Landcare-Research -Manaaki Whenua

Fungi of the South Pacific

The fungi associated with cultivated plants of the South Pacific region have been extensively surveyed as part of a process to develop biosecurity regulations for the nations of the region. Examples include the plant diseases lists prepared by Joan Dingley, Eric McKenzie and others during the 1980s and 1990s.

In contrast, the fungi of native and weedy, noncultivated plants are poorly known. They have been largely ignored in fungal surveys in the region, and most records are of specimens in highly technical, taxonomic research publications.

In 2005 Peter Johnston visited the Cook Islands specifically to catalogue and photograph the macro-fungi present in the natural forests.
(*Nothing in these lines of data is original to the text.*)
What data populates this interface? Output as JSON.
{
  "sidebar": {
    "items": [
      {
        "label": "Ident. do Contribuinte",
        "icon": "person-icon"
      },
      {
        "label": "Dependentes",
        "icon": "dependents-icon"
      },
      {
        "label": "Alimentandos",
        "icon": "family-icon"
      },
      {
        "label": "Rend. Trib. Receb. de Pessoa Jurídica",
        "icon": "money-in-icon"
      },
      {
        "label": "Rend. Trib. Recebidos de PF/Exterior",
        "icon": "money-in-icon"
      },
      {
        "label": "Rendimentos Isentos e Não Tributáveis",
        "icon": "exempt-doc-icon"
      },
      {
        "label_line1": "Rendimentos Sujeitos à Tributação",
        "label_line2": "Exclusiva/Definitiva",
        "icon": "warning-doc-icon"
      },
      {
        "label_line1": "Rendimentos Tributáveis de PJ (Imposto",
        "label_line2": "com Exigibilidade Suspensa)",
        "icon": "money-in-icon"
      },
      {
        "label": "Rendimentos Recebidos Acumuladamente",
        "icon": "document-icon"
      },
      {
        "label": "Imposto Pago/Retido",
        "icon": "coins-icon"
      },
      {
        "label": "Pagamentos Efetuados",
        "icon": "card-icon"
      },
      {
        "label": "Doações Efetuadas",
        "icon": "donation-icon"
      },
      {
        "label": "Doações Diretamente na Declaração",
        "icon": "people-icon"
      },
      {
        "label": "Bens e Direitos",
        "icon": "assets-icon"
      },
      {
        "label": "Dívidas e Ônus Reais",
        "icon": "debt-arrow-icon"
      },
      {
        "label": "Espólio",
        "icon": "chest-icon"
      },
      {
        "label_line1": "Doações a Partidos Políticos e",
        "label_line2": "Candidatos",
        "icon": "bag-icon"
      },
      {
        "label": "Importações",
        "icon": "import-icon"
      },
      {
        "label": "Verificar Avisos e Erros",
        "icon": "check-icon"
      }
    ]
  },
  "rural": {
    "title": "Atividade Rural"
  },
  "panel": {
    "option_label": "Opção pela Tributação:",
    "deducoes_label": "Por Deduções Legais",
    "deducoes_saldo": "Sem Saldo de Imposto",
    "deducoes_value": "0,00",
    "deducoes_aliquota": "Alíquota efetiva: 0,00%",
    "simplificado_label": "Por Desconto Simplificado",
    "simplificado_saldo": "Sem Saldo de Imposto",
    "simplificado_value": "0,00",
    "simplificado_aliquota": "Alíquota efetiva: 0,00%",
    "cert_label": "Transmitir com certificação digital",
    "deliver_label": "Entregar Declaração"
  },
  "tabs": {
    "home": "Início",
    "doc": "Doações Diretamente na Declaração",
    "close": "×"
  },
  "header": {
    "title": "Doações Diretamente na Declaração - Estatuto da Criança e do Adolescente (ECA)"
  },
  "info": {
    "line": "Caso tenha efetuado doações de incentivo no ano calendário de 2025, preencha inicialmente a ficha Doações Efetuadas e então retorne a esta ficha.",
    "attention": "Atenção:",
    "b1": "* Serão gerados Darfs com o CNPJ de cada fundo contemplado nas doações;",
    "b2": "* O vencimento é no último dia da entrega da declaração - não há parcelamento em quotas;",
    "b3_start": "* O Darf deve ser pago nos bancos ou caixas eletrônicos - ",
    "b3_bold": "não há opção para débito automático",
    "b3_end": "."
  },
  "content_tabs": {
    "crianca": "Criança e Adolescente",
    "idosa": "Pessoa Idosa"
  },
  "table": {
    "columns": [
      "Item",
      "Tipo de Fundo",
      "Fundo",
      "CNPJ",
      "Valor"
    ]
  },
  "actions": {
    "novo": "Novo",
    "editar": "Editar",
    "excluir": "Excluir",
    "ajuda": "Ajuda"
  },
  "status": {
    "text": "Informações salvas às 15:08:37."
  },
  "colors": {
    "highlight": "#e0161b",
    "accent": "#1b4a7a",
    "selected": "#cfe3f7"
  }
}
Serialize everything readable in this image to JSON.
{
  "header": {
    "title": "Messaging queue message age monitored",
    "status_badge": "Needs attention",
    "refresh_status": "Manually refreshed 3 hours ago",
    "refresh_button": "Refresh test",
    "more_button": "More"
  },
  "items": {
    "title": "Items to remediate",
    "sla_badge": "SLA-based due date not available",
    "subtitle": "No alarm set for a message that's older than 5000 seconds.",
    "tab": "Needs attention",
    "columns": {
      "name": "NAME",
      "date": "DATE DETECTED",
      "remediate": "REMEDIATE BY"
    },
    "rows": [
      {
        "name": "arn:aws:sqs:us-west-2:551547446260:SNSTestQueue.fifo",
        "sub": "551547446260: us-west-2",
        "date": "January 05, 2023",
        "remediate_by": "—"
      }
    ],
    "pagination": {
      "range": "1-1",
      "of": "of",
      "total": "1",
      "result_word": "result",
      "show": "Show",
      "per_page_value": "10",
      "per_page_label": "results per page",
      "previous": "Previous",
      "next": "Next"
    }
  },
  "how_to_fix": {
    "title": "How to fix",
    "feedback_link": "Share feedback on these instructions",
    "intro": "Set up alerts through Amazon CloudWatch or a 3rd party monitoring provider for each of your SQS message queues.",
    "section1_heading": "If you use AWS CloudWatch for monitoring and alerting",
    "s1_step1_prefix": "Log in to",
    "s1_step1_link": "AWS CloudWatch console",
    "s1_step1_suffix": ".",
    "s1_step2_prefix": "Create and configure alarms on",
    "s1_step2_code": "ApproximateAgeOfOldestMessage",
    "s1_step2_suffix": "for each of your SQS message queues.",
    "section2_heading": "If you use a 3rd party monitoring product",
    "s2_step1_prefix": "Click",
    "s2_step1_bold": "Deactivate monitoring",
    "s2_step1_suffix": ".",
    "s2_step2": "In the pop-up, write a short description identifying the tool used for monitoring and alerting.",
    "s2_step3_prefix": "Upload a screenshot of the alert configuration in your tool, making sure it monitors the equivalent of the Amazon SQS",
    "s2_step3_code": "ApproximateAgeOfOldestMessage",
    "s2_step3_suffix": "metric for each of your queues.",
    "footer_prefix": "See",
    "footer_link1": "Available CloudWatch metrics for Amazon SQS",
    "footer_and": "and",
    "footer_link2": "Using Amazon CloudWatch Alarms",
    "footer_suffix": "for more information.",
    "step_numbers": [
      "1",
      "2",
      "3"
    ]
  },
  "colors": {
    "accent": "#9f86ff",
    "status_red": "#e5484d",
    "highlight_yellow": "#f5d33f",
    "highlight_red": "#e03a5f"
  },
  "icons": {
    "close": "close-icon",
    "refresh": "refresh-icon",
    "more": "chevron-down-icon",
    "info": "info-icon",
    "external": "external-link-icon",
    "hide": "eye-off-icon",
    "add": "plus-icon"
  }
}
The visit was at the invitation of Gerald McCormack of the Cook Islands Natural Heritage Trust, with support through the Cook Island National Biodiversity Strategy and Action Plan.

During two 10 day visits, one in the wet season, the other in the dry season, about 330 specimens were collected. Most were photographed in the field, and tentatively identified at the time of collecting. In 2011 the Landcare Research Capability Fund provided support for some of these specimens to be more definitively named, accessioned into the PDD herbarium, and the data and images associated with the specimens to be added to the NZFungi database.

The identified and photographed specimens, together with the summary reports below, provide a resource for the Cook Islands, and the region as a whole. Many fungi in the Cook Islands will occur in other countries across the Pacific. The information in the reports and the NZFungi database will allow some of the more common macro-fungi of the Pacific to be identified, a first step to having their distribution across the Pacific better understood.

To identification facilitate of the Basidiomycete specimens, a draft checklist of Pacific Island Basidiomycete fungi (excluding rusts and smuts) was prepared. The list is an index of names applied to specimens mentioned in the scientific literature. It provides a starting point to search for reports on the occurrence of a taxon in the region. The list was prepared using bioinformatic tools to query an existing digital repository of 30,000 mycological research papers. The process identified 2,771 names in 537 publications covering 72 countries or territories across the Pacific region. This literature data was supplemented with occurrence data provided by the Global Biodiversity Information Facility.